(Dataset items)
——————

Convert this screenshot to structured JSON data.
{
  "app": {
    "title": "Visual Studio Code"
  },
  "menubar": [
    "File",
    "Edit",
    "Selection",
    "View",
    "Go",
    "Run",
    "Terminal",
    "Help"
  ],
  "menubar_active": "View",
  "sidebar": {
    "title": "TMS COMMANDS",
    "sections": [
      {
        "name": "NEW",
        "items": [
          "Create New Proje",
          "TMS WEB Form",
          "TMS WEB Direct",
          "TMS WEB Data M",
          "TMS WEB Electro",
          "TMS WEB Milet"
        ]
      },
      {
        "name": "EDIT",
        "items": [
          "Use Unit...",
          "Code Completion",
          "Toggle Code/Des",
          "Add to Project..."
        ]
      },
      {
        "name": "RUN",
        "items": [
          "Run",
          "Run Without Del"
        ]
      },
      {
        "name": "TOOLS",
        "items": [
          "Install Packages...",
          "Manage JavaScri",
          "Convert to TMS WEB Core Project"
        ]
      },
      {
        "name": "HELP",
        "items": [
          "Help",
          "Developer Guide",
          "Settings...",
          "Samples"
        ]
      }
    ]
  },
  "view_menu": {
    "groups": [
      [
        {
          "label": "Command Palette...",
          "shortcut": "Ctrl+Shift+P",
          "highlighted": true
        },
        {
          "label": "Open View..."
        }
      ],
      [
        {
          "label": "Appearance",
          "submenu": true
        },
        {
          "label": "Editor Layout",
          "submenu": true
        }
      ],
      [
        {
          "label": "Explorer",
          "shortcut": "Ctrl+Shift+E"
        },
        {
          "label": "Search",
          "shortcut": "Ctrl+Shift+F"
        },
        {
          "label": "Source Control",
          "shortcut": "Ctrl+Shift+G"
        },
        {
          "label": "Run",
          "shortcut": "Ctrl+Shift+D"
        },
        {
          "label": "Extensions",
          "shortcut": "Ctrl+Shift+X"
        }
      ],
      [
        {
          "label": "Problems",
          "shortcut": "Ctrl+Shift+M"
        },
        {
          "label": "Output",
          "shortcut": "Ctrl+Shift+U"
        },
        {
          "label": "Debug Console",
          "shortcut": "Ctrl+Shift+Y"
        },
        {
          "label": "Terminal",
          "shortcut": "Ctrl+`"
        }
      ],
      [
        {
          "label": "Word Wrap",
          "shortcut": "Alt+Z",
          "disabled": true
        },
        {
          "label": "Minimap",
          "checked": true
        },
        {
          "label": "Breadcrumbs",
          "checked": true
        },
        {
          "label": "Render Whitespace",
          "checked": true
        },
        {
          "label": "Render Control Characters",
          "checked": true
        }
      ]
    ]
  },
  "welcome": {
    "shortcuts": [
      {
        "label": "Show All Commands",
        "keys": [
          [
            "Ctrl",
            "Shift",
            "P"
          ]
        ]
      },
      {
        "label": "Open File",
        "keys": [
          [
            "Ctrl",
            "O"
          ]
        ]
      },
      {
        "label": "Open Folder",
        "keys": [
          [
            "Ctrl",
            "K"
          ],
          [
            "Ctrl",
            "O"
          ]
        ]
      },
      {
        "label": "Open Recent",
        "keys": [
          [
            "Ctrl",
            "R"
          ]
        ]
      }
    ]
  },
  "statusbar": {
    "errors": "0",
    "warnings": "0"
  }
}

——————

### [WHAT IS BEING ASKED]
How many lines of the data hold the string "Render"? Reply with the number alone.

### [WRITTEN SOLUTION]
2